Accessing deleted online content is among the major nightmares facing fact-checkers. Sometimes, the content is unavailable if the website hosting it is no longer online. Failure to access such information is a dreaded experience for fact-checkers as their projects are significantly impacted.
In such circumstances, you are forced to settle for an alternative. In instances where the claim being investigated is directly hinged on that piece of information, you may have to shelve the fact-check entirely.
This is where the Wayback Machine tool provides assistance, giving life to the popular phrase, ‘the internet never forgets.’ The tool, developed by United States-based nonprofit Internet Archive, captures and archives billions of web pages daily for future retrieval. Whether the page is deleted or not, the Wayback Machine will assist information seekers in most cases.
Why is the tool necessary?
Besides the fact that a website may go offline for technical reasons, links to some digital information may be broken in case the site’s URL structure has been changed, possibly due to a switch in the hosting company. These are common incidents where the Wayback Machine becomes essential.
Even more, disinformation peddlers may deliberately alter original information on their websites to push a specific agenda. Sometimes, they create new websites to fuel misinformation and take it down afterward. Notably, the Wayback Machine helps to detect these actions and preserve the digital traces of their activities.
Application of the Wayback Machine

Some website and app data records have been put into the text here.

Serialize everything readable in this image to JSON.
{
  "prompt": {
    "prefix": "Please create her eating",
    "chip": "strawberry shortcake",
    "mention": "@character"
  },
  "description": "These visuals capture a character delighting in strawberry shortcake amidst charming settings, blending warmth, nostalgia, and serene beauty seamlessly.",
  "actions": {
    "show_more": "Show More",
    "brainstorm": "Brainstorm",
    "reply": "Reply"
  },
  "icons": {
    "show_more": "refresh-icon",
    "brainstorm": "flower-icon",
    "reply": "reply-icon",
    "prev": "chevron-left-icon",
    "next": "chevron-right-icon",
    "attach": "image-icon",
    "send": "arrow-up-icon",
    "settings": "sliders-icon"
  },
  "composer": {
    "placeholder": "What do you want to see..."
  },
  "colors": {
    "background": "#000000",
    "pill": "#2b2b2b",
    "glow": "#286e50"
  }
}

In August 2020, a leading member of Ghana’s governing New Patriotic Party (NPP), Gabby Otchere-Darko, posted a photo of a purported newspaper publication that showed power rationing schedules for August 1, 2016, to August 14, 2016. The post intended to prove his claim that the opposition party that lost the 2016 polls left behind an eroded energy sector.

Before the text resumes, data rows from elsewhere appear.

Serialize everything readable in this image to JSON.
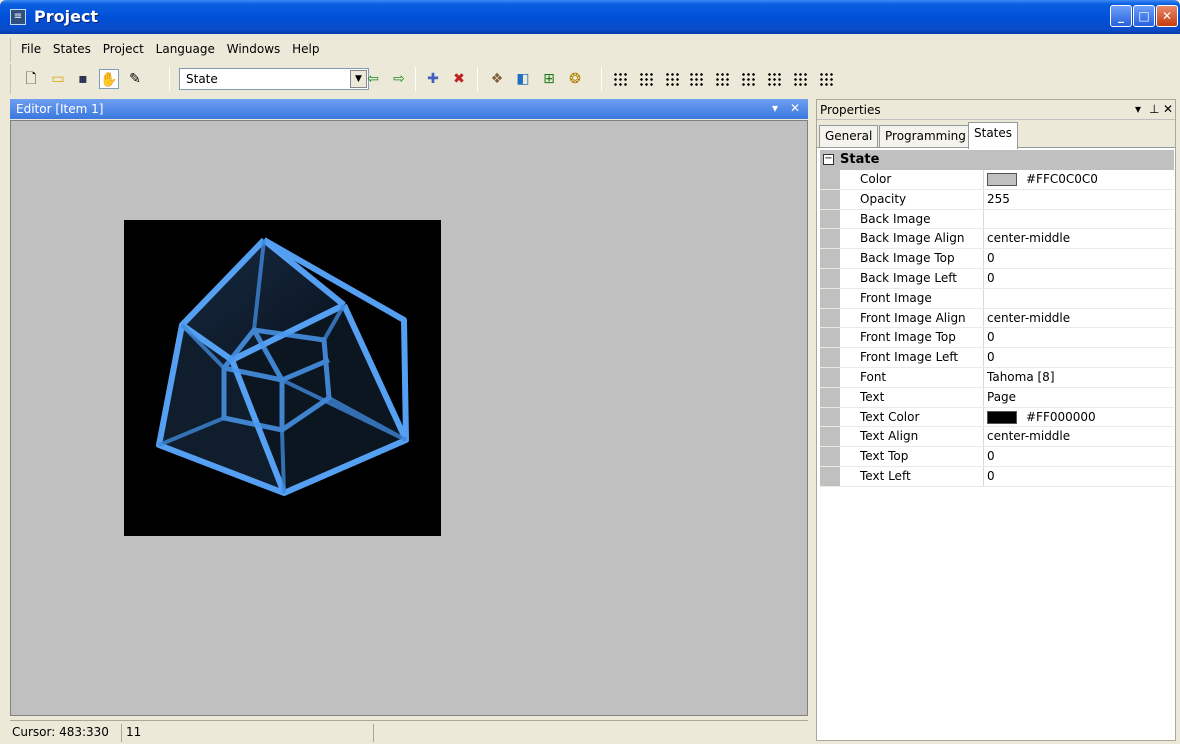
{
  "window": {
    "title": "Project"
  },
  "menu": [
    "File",
    "States",
    "Project",
    "Language",
    "Windows",
    "Help"
  ],
  "toolbar": {
    "state_combo_value": "State",
    "icons": [
      "new-file-icon",
      "open-folder-icon",
      "save-icon",
      "hand-icon",
      "pencil-icon",
      "combo-dropdown",
      "arrow-left-icon",
      "arrow-right-icon",
      "add-icon",
      "delete-icon",
      "bring-icon",
      "paint-icon",
      "fit-icon",
      "sprite-icon"
    ]
  },
  "editor": {
    "title": "Editor [Item 1]"
  },
  "status": {
    "cursor": "Cursor: 483:330",
    "value": "11"
  },
  "properties": {
    "title": "Properties",
    "tabs": [
      "General",
      "Programming",
      "States"
    ],
    "category": "State",
    "rows": [
      {
        "name": "Color",
        "value": "#FFC0C0C0",
        "swatch": "#c0c0c0"
      },
      {
        "name": "Opacity",
        "value": "255"
      },
      {
        "name": "Back Image",
        "value": ""
      },
      {
        "name": "Back Image Align",
        "value": "center-middle"
      },
      {
        "name": "Back Image Top",
        "value": "0"
      },
      {
        "name": "Back Image Left",
        "value": "0"
      },
      {
        "name": "Front Image",
        "value": ""
      },
      {
        "name": "Front Image Align",
        "value": "center-middle"
      },
      {
        "name": "Front Image Top",
        "value": "0"
      },
      {
        "name": "Front Image Left",
        "value": "0"
      },
      {
        "name": "Font",
        "value": "Tahoma [8]"
      },
      {
        "name": "Text",
        "value": "Page"
      },
      {
        "name": "Text Color",
        "value": "#FF000000",
        "swatch": "#000000"
      },
      {
        "name": "Text Align",
        "value": "center-middle"
      },
      {
        "name": "Text Top",
        "value": "0"
      },
      {
        "name": "Text Left",
        "value": "0"
      }
    ]
  },
  "colors": {
    "titlebar": "#0050d8",
    "canvas": "#c0c0c0",
    "cube_edge": "#5aa8ff"
  }
}
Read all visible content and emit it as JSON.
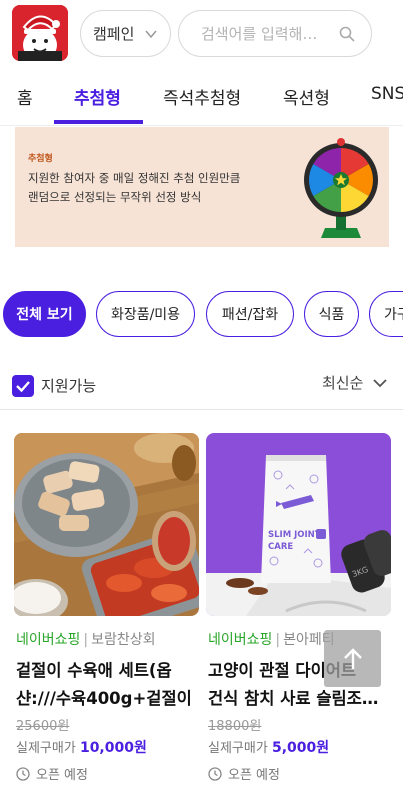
{
  "header": {
    "campaign_label": "캠페인",
    "search_placeholder": "검색어를 입력해주세요"
  },
  "tabs": [
    {
      "label": "홈",
      "active": false
    },
    {
      "label": "추첨형",
      "active": true
    },
    {
      "label": "즉석추첨형",
      "active": false
    },
    {
      "label": "옥션형",
      "active": false
    },
    {
      "label": "SNS",
      "active": false
    }
  ],
  "banner": {
    "tag": "추첨형",
    "line1": "지원한 참여자 중 매일 정해진 추첨 인원만큼",
    "line2": "랜덤으로 선정되는 무작위 선정 방식"
  },
  "categories": [
    {
      "label": "전체 보기",
      "active": true
    },
    {
      "label": "화장품/미용",
      "active": false
    },
    {
      "label": "패션/잡화",
      "active": false
    },
    {
      "label": "식품",
      "active": false
    },
    {
      "label": "가구",
      "active": false
    }
  ],
  "filter": {
    "available_label": "지원가능",
    "available_checked": true,
    "sort_label": "최신순"
  },
  "products": [
    {
      "platform": "네이버쇼핑",
      "store": "보람찬상회",
      "title_line1": "겉절이 수육애 세트(옵",
      "title_line2": "샨:///수육400g+겉절이",
      "original_price": "25600원",
      "price_label": "실제구매가",
      "price": "10,000원",
      "status": "오픈 예정"
    },
    {
      "platform": "네이버쇼핑",
      "store": "본아페티",
      "title_line1": "고양이 관절 다이어트",
      "title_line2": "건식 참치 사료 슬림조인트",
      "original_price": "18800원",
      "price_label": "실제구매가",
      "price": "5,000원",
      "status": "오픈 예정",
      "package_text_1": "SLIM JOINT",
      "package_text_2": "CARE",
      "dumbbell_text": "3KG"
    }
  ],
  "colors": {
    "accent": "#4a1fe0",
    "platform_green": "#2aa52a",
    "banner_bg": "#f6e3d6"
  }
}
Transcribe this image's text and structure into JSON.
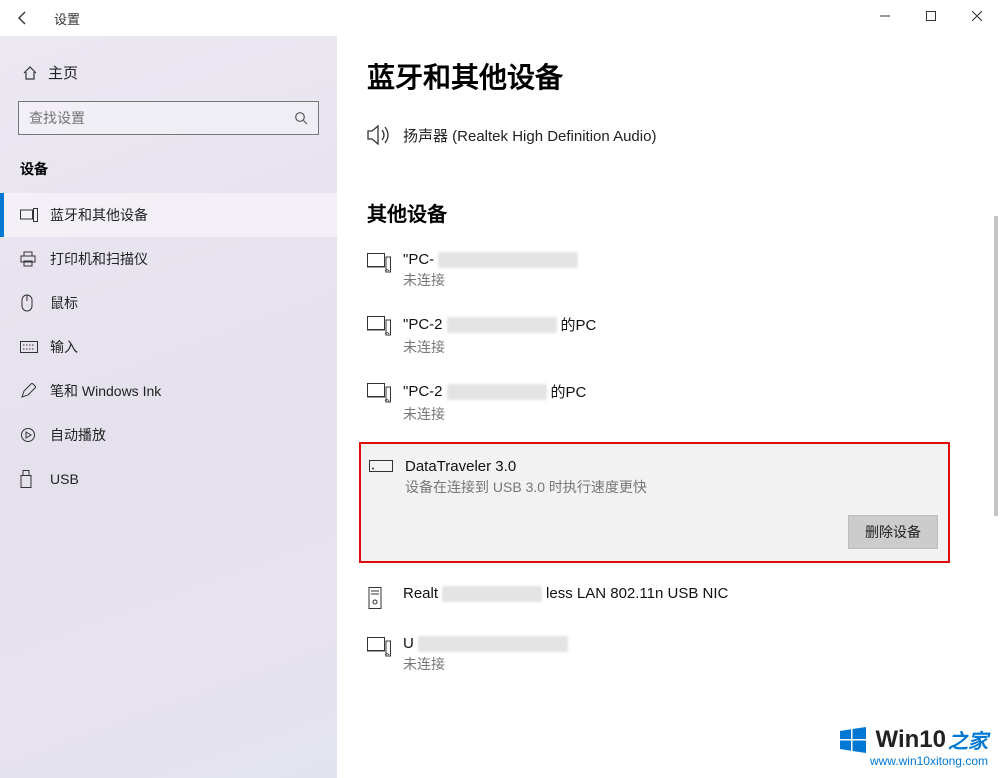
{
  "titlebar": {
    "title": "设置"
  },
  "sidebar": {
    "home": "主页",
    "search_placeholder": "查找设置",
    "section": "设备",
    "items": [
      {
        "label": "蓝牙和其他设备"
      },
      {
        "label": "打印机和扫描仪"
      },
      {
        "label": "鼠标"
      },
      {
        "label": "输入"
      },
      {
        "label": "笔和 Windows Ink"
      },
      {
        "label": "自动播放"
      },
      {
        "label": "USB"
      }
    ]
  },
  "main": {
    "heading": "蓝牙和其他设备",
    "audio_label": "扬声器 (Realtek High Definition Audio)",
    "other_heading": "其他设备",
    "devices": [
      {
        "prefix": "\"PC-",
        "suffix": "",
        "status": "未连接",
        "icon": "pc"
      },
      {
        "prefix": "\"PC-2",
        "suffix": "的PC",
        "status": "未连接",
        "icon": "pc"
      },
      {
        "prefix": "\"PC-2",
        "suffix": "的PC",
        "status": "未连接",
        "icon": "pc"
      }
    ],
    "selected": {
      "name": "DataTraveler 3.0",
      "desc": "设备在连接到 USB 3.0 时执行速度更快",
      "remove": "删除设备"
    },
    "after": [
      {
        "prefix": "Realt",
        "suffix": "less LAN 802.11n USB NIC",
        "icon": "tower"
      },
      {
        "prefix": "U",
        "suffix": "",
        "status": "未连接",
        "icon": "pc"
      }
    ]
  },
  "watermark": {
    "brand": "Win10",
    "suffix": "之家",
    "url": "www.win10xitong.com"
  }
}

In a counterclaim, the Deputy Minister for Power under the previous government, John Jinapor, challenged Otchere-Darko’s position in a statement, arguing that “there was no load shedding schedule published across 2016.”

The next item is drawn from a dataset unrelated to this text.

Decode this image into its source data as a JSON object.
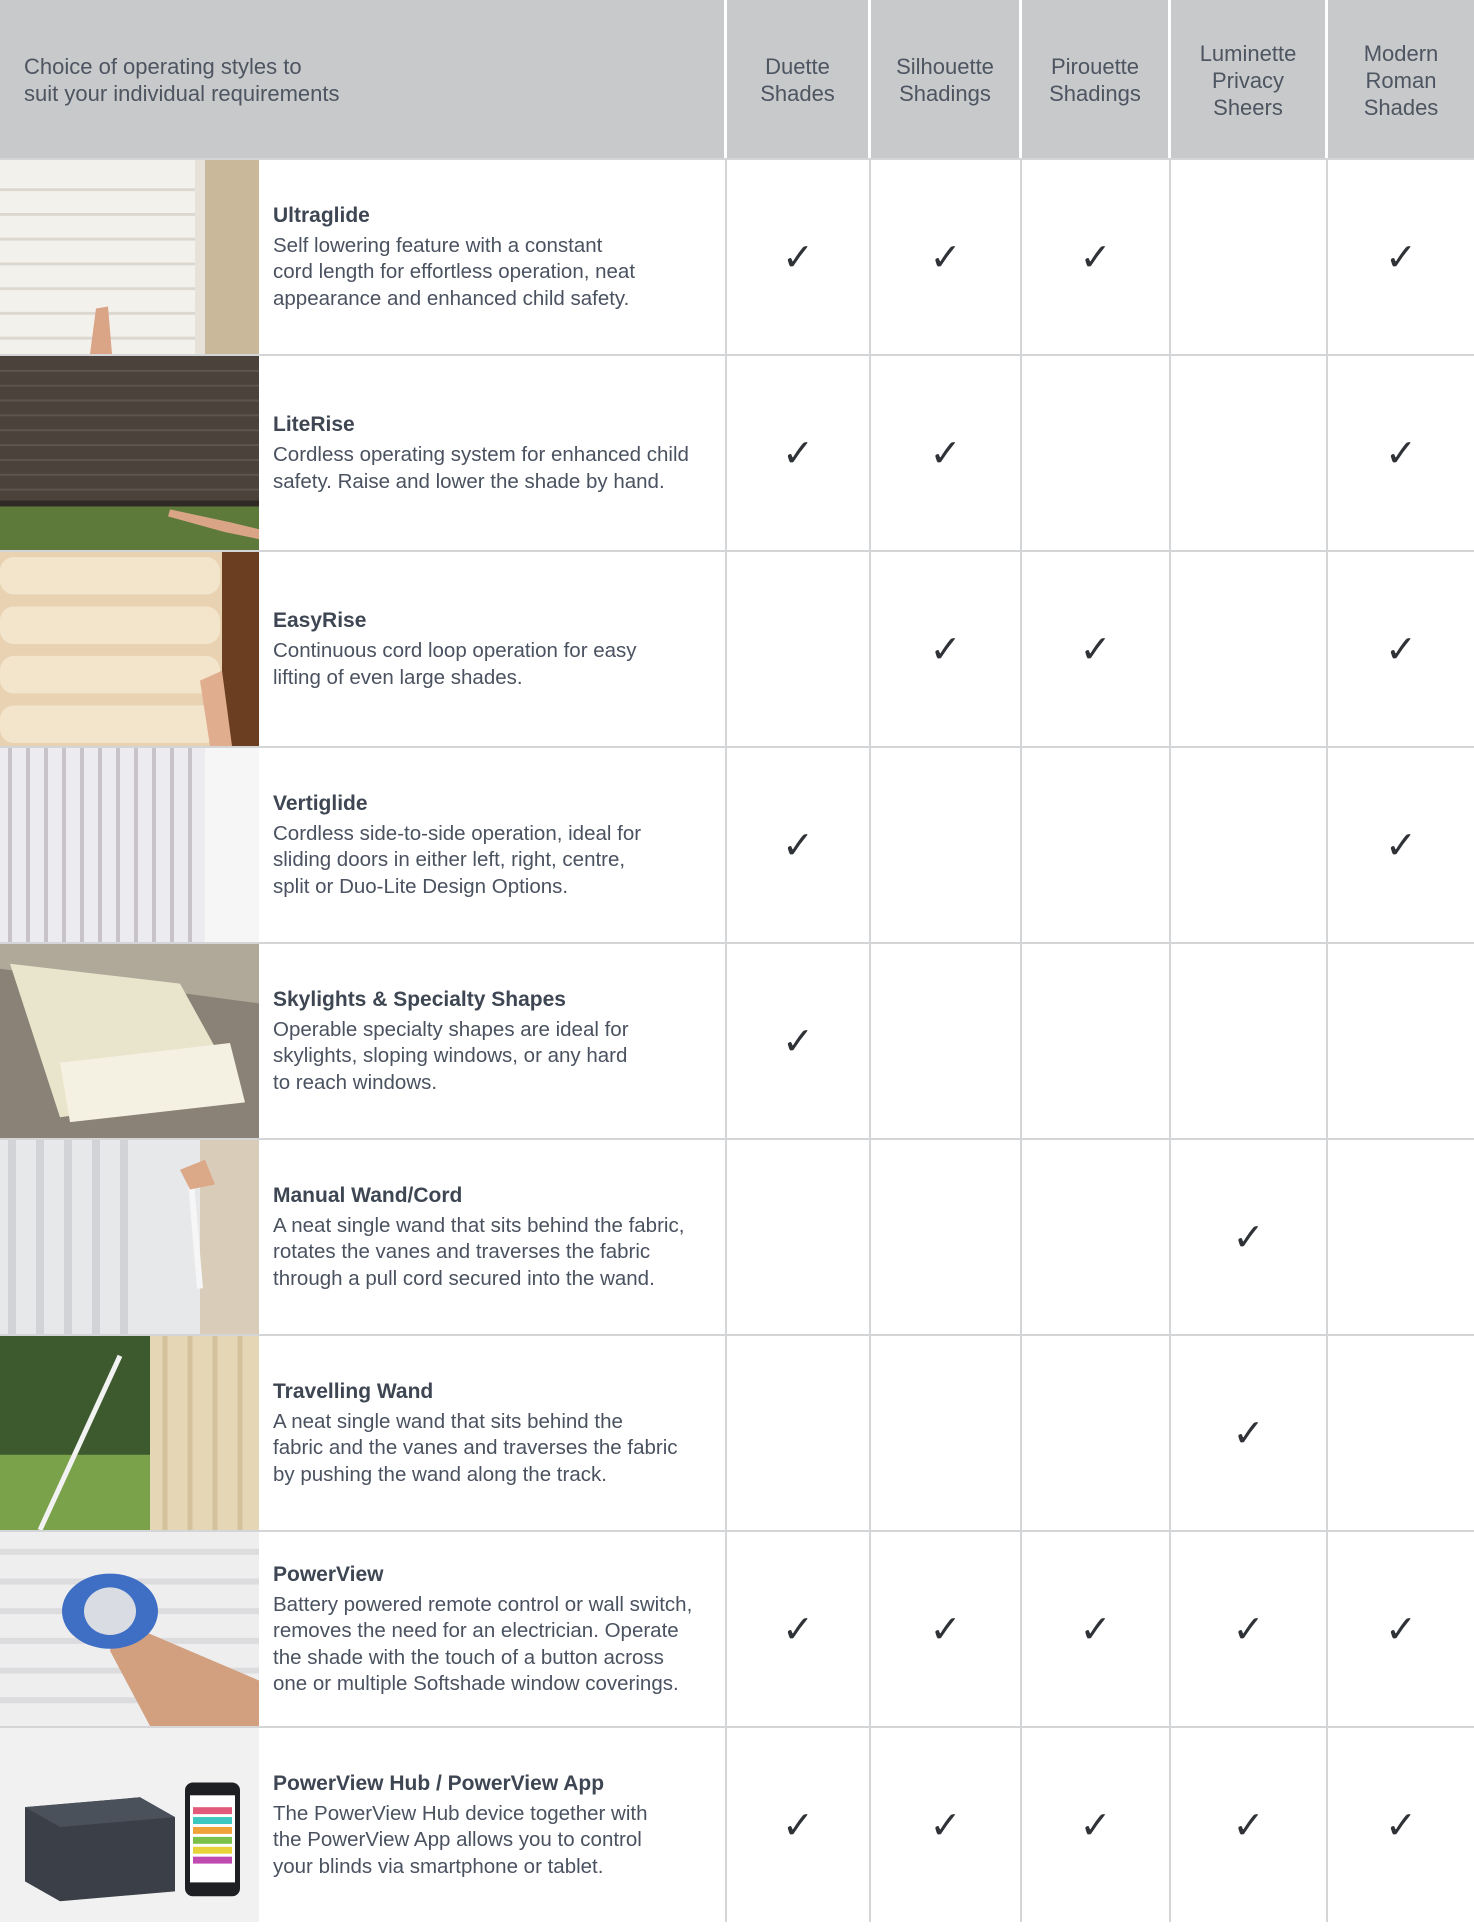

Investigating this case through advanced Google searches and a reverse image search, it emerged that the same photo had been published online by a credible news platform from March 17, 2014, to March 30, 2014.
Image A: Supposed government-issued 2016 load-shedding schedule (Shared by Gabby)
Image B: Actual government-issued load-shedding schedule for March 2014 (Published by Graphic Online)
Further online searches indicated that Ghana’s electricity company issued a statement in 2016 to discredit the image. Unfortunately, the link to that statement was broken!
How to get information using The Wayback Machine
1. We copied the broken URL of the website.
2. Navigated the Wayback Machine website.
3. Pasted the broken link into the search bar.
4. Select ‘ENTER’
As highlighted above, this link has been captured six times by the Wayback Machine between August 1, 2016, and January 20, 2018. For my investigation, we selected August 1, 2016.
The electricity company’s statement which refuted the doctored power rationing schedule is offline (possibly because it has been deleted or the website no longer exists). That notwithstanding, the information is still accessible through the Wayback Machine.
This is how the Wayback Machine can save fact-checkers the headache of not finding information, including some social media posts central to their investigation.
Insights in this report were gained from a Dubawa fact-checking training programme and an ICFJ/CfA fellowship programme.
This article was produced with mentorship from the African Academy for Open Source Investigations (AAOSI), to tackle disinformation that undermines our democracies, as part of an initiative by the International Center for Journalists (ICFJ) and Code for Africa (CfA).